This recounts a pivotal moment in the life of King David, highlighting themes of repentance, judgment, and divine mercy. King David orders a census of Israel and Judah, an act that displeases God. In response, God sends the prophet Gad to convey His judgment to David, offering him three choices of punishment: three years of famine, three months of fleeing from enemies, or three days of pestilence. David, recognizing the severity of the situation, chooses to fall into the hands of the Lord, trusting in God's mercy.
- Key Points:
David's Distress: David's initial reaction to the divine judgment is one of distress and acknowledgment of his dire circumstances. He recognizes the gravity of his actions in conducting the census without seeking God's guidance or approval.
Divine Mercy: David's response reveals his profound understanding of God's character. He chooses to fall into Yahweh's hands, acknowledging that God's mercies are great. This decision reflects David's faith in God's compassion and desire for reconciliation.
Human vs. Divine Judgment: David's plea not to fall into human hands highlights the crucial distinction between human and divine judgment. He understands that God's mercy surpasses human judgment and punishment, emphasizing his trust in God's character.

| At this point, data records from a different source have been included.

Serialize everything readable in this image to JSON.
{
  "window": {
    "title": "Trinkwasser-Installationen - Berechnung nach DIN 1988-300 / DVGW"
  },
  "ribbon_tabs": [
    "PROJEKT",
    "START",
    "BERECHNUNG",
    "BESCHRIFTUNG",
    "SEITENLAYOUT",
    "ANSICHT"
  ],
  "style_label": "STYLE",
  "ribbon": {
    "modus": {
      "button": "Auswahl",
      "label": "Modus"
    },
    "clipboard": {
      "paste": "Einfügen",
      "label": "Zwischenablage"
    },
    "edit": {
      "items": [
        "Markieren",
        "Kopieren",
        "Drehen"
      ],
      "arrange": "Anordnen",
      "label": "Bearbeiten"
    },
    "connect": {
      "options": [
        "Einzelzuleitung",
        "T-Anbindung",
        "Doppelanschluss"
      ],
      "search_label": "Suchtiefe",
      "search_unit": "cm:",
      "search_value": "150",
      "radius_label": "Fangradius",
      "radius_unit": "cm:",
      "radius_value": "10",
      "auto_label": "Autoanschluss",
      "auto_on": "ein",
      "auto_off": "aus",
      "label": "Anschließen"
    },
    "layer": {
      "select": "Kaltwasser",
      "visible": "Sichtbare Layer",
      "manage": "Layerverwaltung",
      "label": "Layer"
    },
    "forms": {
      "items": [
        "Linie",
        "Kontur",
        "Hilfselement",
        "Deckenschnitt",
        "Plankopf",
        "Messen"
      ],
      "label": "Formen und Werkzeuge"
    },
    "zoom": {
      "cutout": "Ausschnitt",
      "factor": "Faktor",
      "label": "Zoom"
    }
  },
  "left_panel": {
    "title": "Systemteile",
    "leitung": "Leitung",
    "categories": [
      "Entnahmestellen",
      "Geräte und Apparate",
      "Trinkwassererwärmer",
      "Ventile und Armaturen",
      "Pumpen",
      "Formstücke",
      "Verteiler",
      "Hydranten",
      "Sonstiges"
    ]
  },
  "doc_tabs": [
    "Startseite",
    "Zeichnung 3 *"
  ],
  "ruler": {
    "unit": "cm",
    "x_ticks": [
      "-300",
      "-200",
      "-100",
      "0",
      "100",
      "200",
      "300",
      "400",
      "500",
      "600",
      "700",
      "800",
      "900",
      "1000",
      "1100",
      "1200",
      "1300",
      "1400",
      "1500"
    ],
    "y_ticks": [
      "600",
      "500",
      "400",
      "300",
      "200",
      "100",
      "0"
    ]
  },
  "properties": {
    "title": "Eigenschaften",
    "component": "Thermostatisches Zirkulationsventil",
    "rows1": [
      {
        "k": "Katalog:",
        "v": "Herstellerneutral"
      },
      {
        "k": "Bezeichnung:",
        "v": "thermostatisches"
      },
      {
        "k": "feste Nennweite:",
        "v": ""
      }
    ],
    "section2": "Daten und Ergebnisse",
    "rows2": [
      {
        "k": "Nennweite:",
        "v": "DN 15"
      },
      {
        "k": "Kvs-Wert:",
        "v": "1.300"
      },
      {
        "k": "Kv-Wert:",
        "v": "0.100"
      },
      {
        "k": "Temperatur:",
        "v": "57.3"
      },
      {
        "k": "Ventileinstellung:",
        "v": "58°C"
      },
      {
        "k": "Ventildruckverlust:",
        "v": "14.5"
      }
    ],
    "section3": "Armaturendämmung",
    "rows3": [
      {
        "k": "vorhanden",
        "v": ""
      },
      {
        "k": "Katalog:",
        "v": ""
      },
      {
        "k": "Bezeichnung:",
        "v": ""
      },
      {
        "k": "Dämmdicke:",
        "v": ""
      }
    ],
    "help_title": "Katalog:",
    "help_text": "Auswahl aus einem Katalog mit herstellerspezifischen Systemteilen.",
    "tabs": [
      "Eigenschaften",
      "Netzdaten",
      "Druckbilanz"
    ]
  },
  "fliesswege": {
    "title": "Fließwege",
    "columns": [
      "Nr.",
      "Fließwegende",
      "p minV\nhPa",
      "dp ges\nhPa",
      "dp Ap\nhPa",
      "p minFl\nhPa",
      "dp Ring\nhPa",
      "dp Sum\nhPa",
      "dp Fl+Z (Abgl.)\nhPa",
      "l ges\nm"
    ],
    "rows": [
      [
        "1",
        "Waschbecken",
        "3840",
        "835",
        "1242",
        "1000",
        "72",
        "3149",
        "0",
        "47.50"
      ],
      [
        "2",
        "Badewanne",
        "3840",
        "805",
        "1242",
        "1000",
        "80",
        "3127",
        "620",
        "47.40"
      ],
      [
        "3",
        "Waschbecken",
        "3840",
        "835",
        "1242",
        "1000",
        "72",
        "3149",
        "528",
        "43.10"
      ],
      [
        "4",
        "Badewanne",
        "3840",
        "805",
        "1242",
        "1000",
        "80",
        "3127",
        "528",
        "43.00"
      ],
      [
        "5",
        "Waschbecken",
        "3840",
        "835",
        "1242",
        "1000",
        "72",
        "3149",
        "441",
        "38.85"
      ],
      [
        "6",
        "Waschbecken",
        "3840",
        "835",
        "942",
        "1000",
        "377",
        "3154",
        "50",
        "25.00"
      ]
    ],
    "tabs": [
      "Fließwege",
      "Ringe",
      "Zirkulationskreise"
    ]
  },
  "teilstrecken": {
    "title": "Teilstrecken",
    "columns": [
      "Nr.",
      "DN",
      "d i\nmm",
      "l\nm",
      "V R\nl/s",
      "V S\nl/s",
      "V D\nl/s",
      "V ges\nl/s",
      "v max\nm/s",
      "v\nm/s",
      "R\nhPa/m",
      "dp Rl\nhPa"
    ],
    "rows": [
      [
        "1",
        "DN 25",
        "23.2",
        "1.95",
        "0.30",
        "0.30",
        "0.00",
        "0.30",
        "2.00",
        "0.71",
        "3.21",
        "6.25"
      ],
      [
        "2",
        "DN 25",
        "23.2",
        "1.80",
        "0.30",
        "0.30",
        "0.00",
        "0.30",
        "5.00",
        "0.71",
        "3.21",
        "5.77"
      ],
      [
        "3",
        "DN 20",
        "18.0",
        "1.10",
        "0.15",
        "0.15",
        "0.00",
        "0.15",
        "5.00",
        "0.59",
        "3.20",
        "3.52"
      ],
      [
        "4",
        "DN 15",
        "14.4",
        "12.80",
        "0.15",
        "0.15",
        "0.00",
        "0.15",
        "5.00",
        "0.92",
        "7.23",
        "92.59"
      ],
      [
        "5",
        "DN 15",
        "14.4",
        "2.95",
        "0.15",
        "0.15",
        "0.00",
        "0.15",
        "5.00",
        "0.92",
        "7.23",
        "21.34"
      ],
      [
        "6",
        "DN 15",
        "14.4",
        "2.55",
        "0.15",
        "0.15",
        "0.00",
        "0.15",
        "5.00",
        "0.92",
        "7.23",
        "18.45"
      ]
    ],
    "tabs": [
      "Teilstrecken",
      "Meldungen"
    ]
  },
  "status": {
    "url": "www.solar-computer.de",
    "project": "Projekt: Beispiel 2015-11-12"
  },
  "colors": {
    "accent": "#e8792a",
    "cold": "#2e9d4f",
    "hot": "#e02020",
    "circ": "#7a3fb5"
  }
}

Recognition of Sin: The verse underscores the importance of recognizing one's sins and their consequences. David's distress reflects genuine remorse for his actions.
Trust in God's Mercy: David's choice to rely on God's mercy rather than human judgment serves as a model for believers. It reminds us that God's mercy is abundant and available to those who turn to Him in repentance.
Divine and Human Justice: The verse highlights the difference between divine and human justice. While human judgment may be punitive, God's judgment is accompanied by His desire for reconciliation and restoration.
Repentance: Believers should practice genuine repentance when they recognize their sins, acknowledging their need for God's mercy and forgiveness.
Trust in God's Character: Like David, believers can trust in the character of God, knowing that His mercies are great and His desire is for reconciliation.
Differentiating Judgment: This verse encourages believers to differentiate between divine and human judgment. While consequences for actions may exist, God's judgment is characterized by His mercy and desire for restoration.
Psalm 51:1: "Have mercy on me, God, according to your loving kindness. According to the multitude of your tender mercies, blot out my transgressions." This verse from David's own penitential psalm reflects his understanding of God's abundant mercy.
Micah 7:18: "Who is a God like you, who pardons iniquity and passes over the disobedience of the remnant of his heritage? He doesn’t retain his anger forever, because he delights in loving kindness." This passage emphasizes God's delight in showing loving kindness and mercy to those who repent.
2 Samuel 24:14 captures a significant moment in the life of King David, marked by his recognition of sin, distress, and his choice to trust in the great mercies of God. This verse serves as a reminder to believers that genuine repentance and trust in God's character can lead to reconciliation and restoration. It highlights the distinction between human and divine judgment, emphasizing the abundant mercy of God.
2 Samuel 24:14. David said to Gad, “I am in distress. Let us fall now into Yahweh’s hand; for his mercies are great. Let me not fall into man’s hand.”